The fervor around blockchain technology has fueled the ideas for e-voting applications. But there are far simpler and more mature e-voting systems, says Vanessa Teague, senior lecturer in the computing and information systems department at the University of Melbourne.
Victoria's Electoral Commission used the vVote system in the state's 2014 elections. The software is open source, and it is "end-to-end" verifiable, meaning that no human or electronic components have to be trusted to ensure vote integrity. The vVote system also incorporates a public ledger of encrypted votes.
Blockchain ticks the box for a public ledger, but it doesn't address any of the other main e-voting problems, Teague contends. Those problems include how voters verify their ballot without publicly exposing it, how authorities authenticate only eligible voters and how the process of decrypting and tallying votes is verifiable and accurate.
The most secure voting systems involving computers are those positioned inside a polling station, Teague says. Australia Post references the ability to do remote voting over the internet. But, Teague says, "nobody actually knows how to make an internet voting system that meets the security requirements of a real election."

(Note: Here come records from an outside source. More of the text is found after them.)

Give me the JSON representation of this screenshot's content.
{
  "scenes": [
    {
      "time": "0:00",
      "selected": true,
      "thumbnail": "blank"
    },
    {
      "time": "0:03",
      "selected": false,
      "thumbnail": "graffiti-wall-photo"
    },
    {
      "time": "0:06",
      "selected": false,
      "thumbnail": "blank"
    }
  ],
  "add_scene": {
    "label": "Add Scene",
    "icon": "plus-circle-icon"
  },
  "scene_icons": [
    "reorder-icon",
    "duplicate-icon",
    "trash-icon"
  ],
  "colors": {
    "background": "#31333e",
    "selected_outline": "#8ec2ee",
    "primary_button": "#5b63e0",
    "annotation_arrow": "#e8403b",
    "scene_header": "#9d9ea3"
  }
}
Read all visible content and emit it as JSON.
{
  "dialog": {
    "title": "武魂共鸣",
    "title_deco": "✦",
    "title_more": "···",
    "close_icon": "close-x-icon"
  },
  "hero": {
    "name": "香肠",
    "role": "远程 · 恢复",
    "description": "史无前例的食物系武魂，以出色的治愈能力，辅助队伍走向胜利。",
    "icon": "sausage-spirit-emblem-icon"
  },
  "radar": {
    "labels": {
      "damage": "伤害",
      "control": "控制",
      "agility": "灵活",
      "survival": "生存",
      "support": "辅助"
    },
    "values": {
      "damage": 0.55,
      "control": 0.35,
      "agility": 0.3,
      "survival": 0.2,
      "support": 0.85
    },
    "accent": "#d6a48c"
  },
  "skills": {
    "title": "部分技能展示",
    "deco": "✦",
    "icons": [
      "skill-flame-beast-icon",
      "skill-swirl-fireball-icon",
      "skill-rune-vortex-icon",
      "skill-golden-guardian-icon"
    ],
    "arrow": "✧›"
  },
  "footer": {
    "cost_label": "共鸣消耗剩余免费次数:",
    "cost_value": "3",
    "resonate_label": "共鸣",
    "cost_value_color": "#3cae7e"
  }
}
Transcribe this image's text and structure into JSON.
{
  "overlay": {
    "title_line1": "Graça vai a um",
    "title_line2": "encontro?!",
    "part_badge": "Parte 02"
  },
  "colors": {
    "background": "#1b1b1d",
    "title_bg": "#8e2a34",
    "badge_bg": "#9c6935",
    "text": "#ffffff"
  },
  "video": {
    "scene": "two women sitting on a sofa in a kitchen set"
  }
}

Helios is another open-source, end-to-end verifiable online e-voting system. But even that project's developers, while confident in the system, do not recommend using it in elections where large-scale fraud is a possibility. There's also the issue of the generally poor security state of consumer computers.
"For some elections, notably U.S. federal and state elections, the stakes are too high, and we recommend against capturing votes over the internet," according to a Helios FAQ. "This has nothing to do with Helios itself: we just don't trust that people's home computers are secure enough to withstand significant attacks."
Australia Post's proposal is catchy, given the blockchain buzz, but it's an ambitious project for an organization that focuses primarily on delivering parcels. It also comes after the Australian Bureau of Statistics failed in setting up a robust system for its largest online census earlier this month, causing a scandal that has thrown doubt on the government's ability to execute large-scale technology projects (see IBM Faces Heat Over Aussie Census Stumble).
Wilson suggests blockchain may simply not be appropriate. "As with all non-cryptocurrency use cases, I urge people to be clear about what problem they have, what its security characteristics really are and to think clearly about whether blockchain technology fits the bill," he says.